I recently attended a lecture (in German) by Hans-Ruedi Stadelmann, a retired astrophysicist cum theologian, on the subject of ‘A contemporary image of God?’Read more
If you want the salutary facts – necessarily subjective but certainly typical – about what a refugee family experiences after arriving in Europe from a vastly different geographic and cultural background, this will fill you in.Read more
Although this is a continuation of the complex relationships we have discovered in the earlier books of the series, it is a valid standalone story in its own right.Read more
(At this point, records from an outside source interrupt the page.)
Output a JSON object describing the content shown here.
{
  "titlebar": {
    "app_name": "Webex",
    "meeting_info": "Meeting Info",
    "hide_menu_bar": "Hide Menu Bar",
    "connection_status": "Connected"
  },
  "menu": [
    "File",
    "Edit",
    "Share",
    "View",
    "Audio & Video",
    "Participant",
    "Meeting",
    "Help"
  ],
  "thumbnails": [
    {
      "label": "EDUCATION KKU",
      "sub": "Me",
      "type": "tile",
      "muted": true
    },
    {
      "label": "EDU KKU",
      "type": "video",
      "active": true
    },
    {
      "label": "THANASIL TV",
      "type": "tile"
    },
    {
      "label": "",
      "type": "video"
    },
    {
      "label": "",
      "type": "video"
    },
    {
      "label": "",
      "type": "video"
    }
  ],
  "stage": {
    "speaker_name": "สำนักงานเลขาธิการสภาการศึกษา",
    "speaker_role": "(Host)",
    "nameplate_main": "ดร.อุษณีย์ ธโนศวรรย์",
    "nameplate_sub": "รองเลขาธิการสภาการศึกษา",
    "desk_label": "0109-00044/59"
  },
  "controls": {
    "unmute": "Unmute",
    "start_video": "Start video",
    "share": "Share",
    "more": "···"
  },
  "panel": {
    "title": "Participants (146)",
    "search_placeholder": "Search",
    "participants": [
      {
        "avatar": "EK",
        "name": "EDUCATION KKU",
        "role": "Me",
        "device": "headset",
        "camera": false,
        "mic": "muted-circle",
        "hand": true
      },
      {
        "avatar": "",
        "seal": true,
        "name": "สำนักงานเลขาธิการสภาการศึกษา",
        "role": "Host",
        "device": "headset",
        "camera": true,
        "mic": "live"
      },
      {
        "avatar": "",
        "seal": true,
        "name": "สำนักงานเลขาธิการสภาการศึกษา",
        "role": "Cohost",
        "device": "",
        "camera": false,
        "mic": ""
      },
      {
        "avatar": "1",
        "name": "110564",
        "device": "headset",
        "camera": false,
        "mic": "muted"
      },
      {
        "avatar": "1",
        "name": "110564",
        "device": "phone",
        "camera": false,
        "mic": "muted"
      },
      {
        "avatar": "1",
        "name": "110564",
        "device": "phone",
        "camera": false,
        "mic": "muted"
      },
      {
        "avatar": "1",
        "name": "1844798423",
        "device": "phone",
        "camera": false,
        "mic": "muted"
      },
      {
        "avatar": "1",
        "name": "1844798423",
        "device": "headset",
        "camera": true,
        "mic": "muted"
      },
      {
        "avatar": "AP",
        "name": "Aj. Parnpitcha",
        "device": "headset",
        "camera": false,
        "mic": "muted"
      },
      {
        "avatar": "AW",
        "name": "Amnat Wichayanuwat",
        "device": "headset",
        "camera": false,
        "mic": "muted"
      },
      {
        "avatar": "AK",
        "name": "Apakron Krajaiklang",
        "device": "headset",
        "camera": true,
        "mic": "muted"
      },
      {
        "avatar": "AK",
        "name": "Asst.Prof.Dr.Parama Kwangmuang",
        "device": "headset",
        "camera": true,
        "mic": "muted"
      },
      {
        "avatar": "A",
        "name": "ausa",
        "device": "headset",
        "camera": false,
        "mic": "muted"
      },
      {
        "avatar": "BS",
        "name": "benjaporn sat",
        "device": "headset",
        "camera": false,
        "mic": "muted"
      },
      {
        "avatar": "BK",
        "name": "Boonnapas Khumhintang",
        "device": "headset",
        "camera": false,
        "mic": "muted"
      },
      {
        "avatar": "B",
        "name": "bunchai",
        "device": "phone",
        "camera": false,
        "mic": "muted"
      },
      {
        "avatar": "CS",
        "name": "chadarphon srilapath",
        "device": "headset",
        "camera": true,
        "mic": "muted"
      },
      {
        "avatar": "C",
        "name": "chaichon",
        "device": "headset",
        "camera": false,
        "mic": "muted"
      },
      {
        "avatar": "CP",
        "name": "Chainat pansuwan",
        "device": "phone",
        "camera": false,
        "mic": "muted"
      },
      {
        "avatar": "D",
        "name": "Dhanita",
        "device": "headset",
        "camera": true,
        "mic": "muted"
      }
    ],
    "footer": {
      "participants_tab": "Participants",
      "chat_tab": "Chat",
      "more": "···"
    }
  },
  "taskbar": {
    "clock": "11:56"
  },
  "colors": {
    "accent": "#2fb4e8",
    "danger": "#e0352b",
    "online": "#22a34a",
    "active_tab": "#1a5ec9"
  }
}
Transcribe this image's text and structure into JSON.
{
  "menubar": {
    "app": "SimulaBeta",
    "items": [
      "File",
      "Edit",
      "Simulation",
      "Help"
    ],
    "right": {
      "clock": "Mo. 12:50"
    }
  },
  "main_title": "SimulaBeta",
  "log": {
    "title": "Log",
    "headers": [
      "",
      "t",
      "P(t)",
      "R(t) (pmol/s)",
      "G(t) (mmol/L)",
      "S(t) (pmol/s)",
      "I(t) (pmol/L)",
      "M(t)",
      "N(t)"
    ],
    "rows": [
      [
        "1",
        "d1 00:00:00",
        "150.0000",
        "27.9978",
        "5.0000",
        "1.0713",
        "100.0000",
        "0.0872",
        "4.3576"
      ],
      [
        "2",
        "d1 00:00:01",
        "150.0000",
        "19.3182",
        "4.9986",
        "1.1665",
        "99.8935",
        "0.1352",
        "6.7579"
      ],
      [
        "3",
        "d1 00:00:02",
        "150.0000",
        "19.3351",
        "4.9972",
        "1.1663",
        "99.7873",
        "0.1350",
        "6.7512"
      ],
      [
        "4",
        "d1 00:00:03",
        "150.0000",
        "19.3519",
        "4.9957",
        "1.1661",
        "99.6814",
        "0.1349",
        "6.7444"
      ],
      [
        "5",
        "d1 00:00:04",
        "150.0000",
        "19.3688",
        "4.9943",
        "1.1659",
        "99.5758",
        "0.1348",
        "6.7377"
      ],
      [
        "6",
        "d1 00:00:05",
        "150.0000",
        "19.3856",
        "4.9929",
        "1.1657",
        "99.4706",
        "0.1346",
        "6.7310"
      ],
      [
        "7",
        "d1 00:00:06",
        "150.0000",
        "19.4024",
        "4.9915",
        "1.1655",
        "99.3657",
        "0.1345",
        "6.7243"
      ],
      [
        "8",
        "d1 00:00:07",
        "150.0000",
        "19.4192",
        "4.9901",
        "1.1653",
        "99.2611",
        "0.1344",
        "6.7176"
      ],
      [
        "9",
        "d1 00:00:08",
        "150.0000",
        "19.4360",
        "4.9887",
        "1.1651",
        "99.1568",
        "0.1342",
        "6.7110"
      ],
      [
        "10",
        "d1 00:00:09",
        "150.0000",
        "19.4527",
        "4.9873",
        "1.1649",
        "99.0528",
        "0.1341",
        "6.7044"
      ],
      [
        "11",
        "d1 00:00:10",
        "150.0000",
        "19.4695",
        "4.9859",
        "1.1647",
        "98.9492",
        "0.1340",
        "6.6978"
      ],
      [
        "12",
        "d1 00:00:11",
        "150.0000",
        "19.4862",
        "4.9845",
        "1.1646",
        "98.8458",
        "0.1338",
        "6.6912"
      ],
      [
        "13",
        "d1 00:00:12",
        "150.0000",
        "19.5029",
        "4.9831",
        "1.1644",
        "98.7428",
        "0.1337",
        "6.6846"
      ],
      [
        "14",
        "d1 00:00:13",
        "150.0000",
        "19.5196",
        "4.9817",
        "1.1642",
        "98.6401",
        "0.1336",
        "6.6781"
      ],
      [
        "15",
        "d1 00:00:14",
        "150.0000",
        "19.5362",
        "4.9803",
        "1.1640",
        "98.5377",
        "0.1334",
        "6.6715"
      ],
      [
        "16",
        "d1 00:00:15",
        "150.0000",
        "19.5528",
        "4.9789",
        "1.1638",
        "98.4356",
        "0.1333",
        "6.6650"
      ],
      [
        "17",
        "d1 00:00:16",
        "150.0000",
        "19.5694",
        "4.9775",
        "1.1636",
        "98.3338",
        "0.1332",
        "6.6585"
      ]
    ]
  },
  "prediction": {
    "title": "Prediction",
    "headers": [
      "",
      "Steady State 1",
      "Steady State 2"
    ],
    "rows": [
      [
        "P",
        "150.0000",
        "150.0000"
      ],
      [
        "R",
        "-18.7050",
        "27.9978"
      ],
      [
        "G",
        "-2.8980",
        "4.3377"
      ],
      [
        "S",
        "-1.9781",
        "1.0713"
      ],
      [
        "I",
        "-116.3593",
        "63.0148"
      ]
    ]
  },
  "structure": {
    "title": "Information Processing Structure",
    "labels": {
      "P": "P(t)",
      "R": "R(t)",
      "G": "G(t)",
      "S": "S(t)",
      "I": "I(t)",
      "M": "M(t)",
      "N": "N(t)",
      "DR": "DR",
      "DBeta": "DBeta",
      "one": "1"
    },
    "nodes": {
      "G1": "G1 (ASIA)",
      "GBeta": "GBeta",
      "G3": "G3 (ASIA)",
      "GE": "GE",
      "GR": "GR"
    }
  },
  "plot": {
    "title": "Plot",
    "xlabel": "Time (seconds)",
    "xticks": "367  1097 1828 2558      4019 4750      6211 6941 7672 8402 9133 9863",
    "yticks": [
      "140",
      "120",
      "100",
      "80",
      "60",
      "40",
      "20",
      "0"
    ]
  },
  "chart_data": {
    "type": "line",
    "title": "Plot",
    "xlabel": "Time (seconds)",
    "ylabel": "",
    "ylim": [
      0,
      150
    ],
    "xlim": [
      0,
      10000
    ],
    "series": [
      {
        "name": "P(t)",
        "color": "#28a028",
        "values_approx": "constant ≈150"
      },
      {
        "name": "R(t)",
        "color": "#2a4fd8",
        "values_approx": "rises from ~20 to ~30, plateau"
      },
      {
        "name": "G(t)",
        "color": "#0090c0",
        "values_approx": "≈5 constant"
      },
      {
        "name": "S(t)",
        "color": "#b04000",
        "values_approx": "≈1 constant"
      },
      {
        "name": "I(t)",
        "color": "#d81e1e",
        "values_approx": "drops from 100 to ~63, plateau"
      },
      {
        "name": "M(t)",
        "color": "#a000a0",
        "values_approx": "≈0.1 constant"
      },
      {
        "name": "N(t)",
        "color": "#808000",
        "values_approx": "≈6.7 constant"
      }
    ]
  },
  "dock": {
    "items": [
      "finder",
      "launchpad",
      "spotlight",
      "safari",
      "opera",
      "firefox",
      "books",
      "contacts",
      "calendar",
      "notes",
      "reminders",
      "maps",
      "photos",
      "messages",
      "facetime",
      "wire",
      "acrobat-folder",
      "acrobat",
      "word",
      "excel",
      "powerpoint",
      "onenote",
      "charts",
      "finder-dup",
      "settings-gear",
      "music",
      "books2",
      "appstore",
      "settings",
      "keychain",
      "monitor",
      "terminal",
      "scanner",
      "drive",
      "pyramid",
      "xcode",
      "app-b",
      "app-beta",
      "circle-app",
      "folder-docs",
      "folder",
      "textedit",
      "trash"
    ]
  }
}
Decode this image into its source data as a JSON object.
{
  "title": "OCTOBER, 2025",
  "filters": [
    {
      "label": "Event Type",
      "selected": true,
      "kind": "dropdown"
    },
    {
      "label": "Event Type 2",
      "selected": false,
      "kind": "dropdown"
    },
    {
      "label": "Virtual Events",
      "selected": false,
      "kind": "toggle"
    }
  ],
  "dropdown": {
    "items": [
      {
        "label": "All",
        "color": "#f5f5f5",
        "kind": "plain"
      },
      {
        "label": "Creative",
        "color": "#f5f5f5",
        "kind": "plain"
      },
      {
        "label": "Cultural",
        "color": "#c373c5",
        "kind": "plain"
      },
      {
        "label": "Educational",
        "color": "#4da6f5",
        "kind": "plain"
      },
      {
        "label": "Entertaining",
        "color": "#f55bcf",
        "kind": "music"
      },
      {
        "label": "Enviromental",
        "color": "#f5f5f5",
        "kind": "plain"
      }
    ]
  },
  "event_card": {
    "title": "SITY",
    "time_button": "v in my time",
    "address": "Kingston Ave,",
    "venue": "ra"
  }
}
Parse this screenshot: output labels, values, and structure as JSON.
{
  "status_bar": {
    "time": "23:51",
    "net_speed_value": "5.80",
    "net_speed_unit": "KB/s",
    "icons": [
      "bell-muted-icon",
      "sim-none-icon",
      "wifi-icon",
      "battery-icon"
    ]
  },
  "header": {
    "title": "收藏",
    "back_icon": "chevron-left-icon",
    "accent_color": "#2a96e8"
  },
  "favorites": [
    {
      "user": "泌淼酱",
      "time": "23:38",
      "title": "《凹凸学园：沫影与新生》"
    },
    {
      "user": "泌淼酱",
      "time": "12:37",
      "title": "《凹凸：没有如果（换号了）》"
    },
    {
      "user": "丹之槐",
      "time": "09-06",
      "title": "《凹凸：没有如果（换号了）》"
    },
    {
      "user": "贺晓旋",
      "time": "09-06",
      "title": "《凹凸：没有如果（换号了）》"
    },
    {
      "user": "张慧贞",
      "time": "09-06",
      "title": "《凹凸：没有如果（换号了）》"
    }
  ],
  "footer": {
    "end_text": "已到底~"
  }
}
This is no pull-yourself-up-by-your-bootstraps, eight-days-to-Christian-maturity workbook! It doesn’t offer much in the way of answers. Rather, many soul-searching questions.Read more
This is one of the best of Dickens’ works, in my opinion.
True, it starts off heavy and bleak, but Mr. Squeers and Dotheboys Hall do play a significant rôle throughout the book. If anything, the digression involving Mr. Crummles and his performing troupe could have been omitted without loss to the story.Read more
Our kids were already a bit old for the Harry Potter books when they emerged in 1997. At that time we moved in rather narrow-minded circles and stories of witches and dark magic were frowned upon. So we never read them. Until now. As a would-be author, I can hardly ignore successful writers like J.K. Rowling.Read more
As a tame introduction to the work of Jean Racine, this adaptation is most helpful, presenting the plays in abridged form and in contemporary English. Unfortunately, they thereby lose some of their claim to fame as “masterpieces of one of the greatest literary artists known”.
Both plays follow the biblical narratives rather closely, while adding some drama and appropriate chorus roles for its intended cast, the girls of the Maison royale de Saint-Louis in Saint-Cyr. This boarding school was founded by king Louis XIV at the request of his second wife, Madame de Maintenon, to cater for girls from impoverished noble families.
Did you know that Jesus experienced sexual temptation? See below.
Down relates Jesus’s life chronologically, including almost all the details from the gospels and adding occasional human touches, such as His heart searching concerning His identity and mission, and that He had a friend near the Jordan at whose house He stayed several days. Such details help fill in gaps and make some of the encounters more plausible.Read more